Also significant is the poll’s finding that Canadians have a poor opinion of any labor unions that resist technological innovation to protect members’ jobs. Respondents were read the statement: “Some people have said that Canada’s labor unions have been doing a good job of protecting their members’ jobs by fighting against employers who want to use new technologies which might eliminate jobs. Others have said that by resisting technologies, the unions are going to hurt our economy because we will not be able to compete internationally and that this will eventually eliminate even more jobs.” Then the respondents were asked, “Which one of these two views best reflects your own?” Thirtytwo per cent approved of the union tactics described, but a total of 64 per cent agreed that resisting the advance of technology is futile.

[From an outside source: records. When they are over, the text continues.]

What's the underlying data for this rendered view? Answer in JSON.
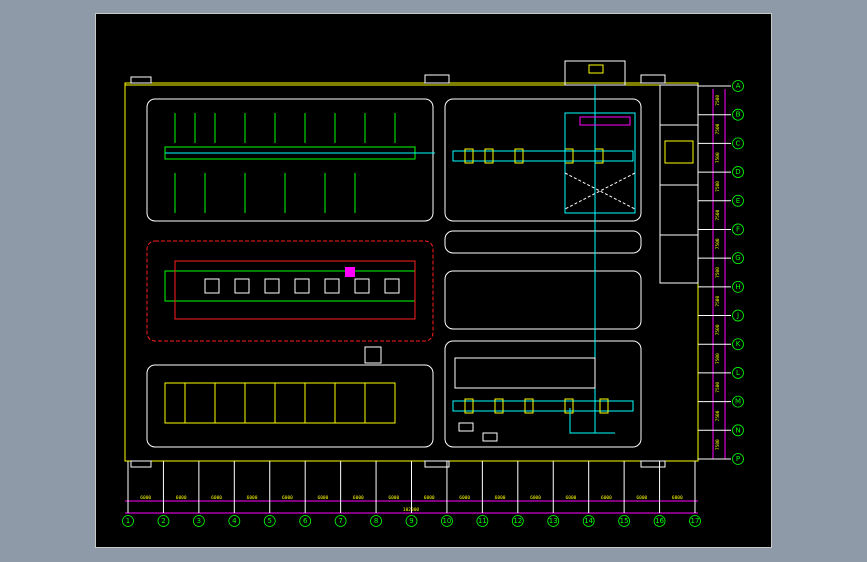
{
  "drawing": {
    "colors": {
      "background": "#000000",
      "wall": "#ffff00",
      "equipment": "#ffffff",
      "conveyor": "#00ffff",
      "dimension": "#ff00ff",
      "axis_bubble": "#00ff00",
      "zone_outline": "#ff2020"
    },
    "bottom_axes": [
      "1",
      "2",
      "3",
      "4",
      "5",
      "6",
      "7",
      "8",
      "9",
      "10",
      "11",
      "12",
      "13",
      "14",
      "15",
      "16",
      "17"
    ],
    "right_axes": [
      "A",
      "B",
      "C",
      "D",
      "E",
      "F",
      "G",
      "H",
      "J",
      "K",
      "L",
      "M",
      "N",
      "P"
    ],
    "bottom_spans": [
      "6000",
      "6000",
      "6000",
      "6000",
      "6000",
      "6000",
      "6000",
      "6000",
      "6000",
      "6000",
      "6000",
      "6000",
      "6000",
      "6000",
      "6000",
      "6000"
    ],
    "overall_length": "102000",
    "right_spans": [
      "7500",
      "7500",
      "7500",
      "7500",
      "7500",
      "7500",
      "7500",
      "7500",
      "7500",
      "7500",
      "7500",
      "7500",
      "7500"
    ],
    "overall_width": "",
    "area_label_left": "",
    "area_label_right": ""
  }
}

As for the work ethic, a majority of Canadians (63 per cent) believes that it is being eroded and that the next generation will not be willing to work as hard as previous generations. While that attitude was most prevalent among the elderly (79 per cent of those aged 65 and up), most of whom are looking back on a lifetime of hard work, many younger Canadians (54 per cent of those aged 18 to 24) also agreed.
Youth: Most of Canada’s 18to 24year-olds apparently are far from restless. Indeed, the poll shows that young people collectively embrace a mixture of modern economic realism with a social idealism that might have comforted a

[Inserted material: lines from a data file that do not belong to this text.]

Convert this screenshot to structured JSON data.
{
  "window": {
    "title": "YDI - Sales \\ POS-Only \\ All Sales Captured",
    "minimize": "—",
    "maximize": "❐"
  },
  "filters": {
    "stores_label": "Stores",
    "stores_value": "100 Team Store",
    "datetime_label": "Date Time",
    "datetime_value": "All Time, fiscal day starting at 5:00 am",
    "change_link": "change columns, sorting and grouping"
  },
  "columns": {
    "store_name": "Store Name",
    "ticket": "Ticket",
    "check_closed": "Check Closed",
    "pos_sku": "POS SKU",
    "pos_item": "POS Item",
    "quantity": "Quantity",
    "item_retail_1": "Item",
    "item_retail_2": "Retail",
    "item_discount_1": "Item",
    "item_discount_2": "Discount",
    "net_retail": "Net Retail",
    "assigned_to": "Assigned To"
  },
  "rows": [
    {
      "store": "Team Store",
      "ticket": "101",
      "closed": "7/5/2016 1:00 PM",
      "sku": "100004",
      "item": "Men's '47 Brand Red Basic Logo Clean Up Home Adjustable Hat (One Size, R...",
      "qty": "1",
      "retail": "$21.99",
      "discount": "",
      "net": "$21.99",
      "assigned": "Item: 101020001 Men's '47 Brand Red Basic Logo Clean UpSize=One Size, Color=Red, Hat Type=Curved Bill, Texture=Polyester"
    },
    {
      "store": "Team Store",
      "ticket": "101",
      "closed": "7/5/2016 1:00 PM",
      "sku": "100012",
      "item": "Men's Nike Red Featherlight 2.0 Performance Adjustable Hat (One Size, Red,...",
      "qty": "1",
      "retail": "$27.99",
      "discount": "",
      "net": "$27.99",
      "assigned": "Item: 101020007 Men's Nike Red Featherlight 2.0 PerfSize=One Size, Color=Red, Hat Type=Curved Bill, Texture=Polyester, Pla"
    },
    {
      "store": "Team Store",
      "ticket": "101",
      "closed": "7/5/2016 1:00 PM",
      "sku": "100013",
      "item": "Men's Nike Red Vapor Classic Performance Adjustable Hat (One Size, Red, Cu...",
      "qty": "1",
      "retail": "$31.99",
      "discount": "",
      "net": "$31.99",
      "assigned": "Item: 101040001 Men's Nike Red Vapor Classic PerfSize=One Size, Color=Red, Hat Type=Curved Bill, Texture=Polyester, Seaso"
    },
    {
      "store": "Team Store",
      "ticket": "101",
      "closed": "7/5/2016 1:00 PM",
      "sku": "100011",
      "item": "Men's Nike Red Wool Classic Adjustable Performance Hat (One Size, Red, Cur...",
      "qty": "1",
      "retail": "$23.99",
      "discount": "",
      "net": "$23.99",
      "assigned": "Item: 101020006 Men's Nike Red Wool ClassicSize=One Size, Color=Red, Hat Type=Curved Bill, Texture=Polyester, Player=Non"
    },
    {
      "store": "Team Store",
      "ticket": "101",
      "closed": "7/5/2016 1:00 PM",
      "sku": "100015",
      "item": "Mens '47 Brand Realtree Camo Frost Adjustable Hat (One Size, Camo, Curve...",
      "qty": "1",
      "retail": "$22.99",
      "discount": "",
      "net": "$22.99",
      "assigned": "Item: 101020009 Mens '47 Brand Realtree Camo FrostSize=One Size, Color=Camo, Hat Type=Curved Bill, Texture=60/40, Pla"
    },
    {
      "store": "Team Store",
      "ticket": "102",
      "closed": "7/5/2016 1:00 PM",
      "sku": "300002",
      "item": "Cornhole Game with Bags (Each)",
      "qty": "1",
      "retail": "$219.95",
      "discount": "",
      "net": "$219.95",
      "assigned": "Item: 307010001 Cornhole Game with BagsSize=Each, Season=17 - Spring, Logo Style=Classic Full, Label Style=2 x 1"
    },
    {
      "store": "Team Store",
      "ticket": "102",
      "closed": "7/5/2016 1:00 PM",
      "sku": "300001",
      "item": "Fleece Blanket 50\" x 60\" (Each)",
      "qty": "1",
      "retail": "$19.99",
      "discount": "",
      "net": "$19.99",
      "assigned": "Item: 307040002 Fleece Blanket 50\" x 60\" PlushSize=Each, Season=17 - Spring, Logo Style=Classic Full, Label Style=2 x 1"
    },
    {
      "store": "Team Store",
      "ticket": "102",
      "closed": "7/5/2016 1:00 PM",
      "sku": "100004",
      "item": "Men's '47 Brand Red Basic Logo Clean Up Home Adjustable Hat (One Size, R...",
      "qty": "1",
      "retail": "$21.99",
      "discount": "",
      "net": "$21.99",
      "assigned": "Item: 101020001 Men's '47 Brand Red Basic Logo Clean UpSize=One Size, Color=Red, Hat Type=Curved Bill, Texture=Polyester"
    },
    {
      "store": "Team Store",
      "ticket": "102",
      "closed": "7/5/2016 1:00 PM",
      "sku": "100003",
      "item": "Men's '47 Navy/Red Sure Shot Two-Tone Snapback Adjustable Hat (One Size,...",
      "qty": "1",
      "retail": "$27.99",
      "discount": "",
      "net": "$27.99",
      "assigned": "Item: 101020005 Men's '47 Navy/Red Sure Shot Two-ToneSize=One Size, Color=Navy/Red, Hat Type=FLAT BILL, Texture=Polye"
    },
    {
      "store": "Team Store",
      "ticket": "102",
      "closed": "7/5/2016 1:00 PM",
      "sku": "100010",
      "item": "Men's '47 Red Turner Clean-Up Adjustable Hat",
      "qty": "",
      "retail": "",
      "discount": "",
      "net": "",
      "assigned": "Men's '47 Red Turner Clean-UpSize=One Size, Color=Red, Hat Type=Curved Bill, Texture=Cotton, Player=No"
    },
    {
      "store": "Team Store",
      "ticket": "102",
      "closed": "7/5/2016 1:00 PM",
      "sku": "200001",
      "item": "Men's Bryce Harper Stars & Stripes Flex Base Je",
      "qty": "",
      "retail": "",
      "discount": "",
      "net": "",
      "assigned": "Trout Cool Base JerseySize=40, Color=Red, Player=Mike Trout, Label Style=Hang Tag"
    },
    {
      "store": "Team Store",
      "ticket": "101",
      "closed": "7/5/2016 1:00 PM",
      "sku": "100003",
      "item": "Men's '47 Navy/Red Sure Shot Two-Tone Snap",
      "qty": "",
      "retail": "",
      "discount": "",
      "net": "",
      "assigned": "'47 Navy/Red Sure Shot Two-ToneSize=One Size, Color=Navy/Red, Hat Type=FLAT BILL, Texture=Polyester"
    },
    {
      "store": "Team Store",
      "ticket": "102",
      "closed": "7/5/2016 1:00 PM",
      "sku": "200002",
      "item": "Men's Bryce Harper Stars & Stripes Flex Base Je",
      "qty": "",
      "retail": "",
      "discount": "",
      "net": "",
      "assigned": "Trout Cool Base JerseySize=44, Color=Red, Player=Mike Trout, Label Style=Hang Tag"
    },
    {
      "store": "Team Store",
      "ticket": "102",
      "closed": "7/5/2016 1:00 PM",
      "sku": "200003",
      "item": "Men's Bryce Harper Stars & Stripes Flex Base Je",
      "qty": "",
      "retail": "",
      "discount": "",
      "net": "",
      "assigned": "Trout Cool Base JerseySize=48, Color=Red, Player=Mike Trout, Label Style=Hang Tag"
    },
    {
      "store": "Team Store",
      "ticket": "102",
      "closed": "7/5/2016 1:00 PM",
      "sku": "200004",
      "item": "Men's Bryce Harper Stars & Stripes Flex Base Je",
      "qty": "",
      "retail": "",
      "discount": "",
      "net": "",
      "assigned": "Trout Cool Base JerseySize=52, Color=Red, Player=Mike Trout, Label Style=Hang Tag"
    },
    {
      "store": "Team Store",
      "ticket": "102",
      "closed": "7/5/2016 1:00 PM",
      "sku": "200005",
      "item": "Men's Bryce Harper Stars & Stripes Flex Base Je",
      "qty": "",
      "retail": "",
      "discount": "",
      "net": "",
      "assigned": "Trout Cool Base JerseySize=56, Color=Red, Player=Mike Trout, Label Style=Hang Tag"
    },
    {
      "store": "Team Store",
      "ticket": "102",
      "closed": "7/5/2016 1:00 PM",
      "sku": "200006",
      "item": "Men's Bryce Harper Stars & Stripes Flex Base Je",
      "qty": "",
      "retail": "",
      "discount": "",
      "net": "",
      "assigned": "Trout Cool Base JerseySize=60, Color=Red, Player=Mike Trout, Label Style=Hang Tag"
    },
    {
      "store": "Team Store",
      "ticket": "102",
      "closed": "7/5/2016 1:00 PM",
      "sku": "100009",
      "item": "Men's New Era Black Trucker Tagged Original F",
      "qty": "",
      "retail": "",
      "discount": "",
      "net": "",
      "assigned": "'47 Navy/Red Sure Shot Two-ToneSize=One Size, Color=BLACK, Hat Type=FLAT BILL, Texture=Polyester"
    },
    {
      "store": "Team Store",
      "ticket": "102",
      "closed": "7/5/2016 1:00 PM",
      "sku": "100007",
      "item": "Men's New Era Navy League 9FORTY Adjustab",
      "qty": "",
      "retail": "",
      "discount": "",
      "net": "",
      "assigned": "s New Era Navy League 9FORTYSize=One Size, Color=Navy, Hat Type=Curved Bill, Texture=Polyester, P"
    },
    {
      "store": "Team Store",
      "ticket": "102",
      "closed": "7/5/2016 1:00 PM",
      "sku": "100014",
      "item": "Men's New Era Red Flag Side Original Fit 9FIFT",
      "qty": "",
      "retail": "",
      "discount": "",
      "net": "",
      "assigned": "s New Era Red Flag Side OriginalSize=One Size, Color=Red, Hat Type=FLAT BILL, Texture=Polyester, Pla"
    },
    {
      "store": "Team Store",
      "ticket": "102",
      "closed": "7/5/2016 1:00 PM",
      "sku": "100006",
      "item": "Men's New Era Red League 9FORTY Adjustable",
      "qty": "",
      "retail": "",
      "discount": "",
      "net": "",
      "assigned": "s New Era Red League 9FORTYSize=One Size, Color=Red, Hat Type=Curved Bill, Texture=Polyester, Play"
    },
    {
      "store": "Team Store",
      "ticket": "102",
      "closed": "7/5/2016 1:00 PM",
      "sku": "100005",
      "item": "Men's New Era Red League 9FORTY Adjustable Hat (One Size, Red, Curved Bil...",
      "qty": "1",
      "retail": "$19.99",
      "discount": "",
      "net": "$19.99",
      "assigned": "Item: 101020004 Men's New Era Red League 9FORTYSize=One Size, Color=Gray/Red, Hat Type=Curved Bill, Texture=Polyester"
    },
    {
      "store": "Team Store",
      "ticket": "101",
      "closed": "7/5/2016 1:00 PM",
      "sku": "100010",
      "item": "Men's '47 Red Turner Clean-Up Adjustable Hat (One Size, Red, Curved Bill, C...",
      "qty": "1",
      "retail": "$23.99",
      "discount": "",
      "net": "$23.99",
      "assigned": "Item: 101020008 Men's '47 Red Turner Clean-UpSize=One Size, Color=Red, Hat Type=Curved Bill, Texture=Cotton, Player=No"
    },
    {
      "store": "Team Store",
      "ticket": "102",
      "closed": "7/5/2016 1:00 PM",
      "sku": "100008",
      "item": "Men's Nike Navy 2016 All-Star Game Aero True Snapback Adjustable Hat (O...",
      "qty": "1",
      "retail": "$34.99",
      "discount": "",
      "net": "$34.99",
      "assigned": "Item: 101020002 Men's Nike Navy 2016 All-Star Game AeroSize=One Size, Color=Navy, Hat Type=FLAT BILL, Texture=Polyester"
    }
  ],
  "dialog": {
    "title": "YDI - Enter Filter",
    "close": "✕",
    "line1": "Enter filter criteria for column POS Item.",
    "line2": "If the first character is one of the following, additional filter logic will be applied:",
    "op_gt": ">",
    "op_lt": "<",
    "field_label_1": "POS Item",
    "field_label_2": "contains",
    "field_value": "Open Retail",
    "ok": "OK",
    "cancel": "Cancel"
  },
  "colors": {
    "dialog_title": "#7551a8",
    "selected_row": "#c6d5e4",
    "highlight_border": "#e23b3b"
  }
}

‘How satisfied are you with your own personal economic situation right now?
Would you say you are ... ’
VERY DISSATISFIED............................... ( 6%)
NO OPINION (VOLUNTEERED)...................( * )
* insignificant response
1950s small-1 liberal. A total of 66 per cent of respondents aged 18 to 24 (compared with 67 per cent of the overall population) agreed that “today’s young people will not end up having the same standard of living they had hoped for”_a dramatic confirmation of the theory that Canadians are living in an age of diminishing expectations. Still, the poll shows that young people’s optimism about the future marginally exceeds that of the nation as a whole.
Aging: The poll reveals that among the roughly 2.6 million Canadians aged 65 years and over, health is far more important than money. Asked to choose among better health, more income or a better love life as a New Year’s wish, 76 per cent picked health, whereas only 14 per cent wanted more money and eight per cent a better love life. According to most Canadians, the elderly will get their wish—at least for the next generation. The poll found that 58 per cent of the total population expected the next generation of senior citizens to enjoy improved health. But the economic prospects for the elderly were judged to be less favorable. A total of 46 per cent of Canadians expected future senior citizens to be worse off financially, whereas only 42 per cent expected improvement.
Still, Canada’s elderly—a quarter of whom live in poverty, according to the National Council of Welfare—claim to be economically content. A full 84 per cent of respondents aged 65 and over said they were satisfied with their personal economic circumstances, and a further 75 per cent said they were optimistic about their economic future.
The techniques of modern opinion sampling have been sharply refined, and The Maclean’s/Decima Poll leaves little room to doubt the accuracy of the findI ings outlined in the pages ahead. ^